» **Task goal**
Among the lines of the records, find all that carry the word "state" and copy them.

» **Records to process**
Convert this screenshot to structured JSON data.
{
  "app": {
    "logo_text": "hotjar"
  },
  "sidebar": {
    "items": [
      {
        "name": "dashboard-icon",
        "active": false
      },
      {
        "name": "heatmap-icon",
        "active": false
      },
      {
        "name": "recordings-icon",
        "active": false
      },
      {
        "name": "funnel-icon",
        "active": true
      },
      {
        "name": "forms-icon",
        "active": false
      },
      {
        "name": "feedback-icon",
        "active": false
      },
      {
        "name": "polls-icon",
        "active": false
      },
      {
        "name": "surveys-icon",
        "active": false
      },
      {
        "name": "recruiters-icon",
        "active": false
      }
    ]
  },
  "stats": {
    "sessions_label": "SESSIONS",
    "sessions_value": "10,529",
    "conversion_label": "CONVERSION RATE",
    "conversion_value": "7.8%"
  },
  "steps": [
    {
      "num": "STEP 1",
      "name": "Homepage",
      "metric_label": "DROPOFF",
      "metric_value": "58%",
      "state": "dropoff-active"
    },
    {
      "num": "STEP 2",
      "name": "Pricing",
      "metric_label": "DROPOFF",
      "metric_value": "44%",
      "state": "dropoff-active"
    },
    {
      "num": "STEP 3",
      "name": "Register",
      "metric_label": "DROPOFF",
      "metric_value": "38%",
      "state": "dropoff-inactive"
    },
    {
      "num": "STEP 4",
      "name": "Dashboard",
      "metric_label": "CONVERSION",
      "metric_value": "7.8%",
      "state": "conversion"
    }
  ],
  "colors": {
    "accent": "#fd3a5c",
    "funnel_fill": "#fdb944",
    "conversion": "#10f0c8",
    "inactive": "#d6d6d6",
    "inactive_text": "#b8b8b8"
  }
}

» **Result of this task**
      "state": "dropoff-active"
      "state": "dropoff-active"
      "state": "dropoff-inactive"
      "state": "conversion"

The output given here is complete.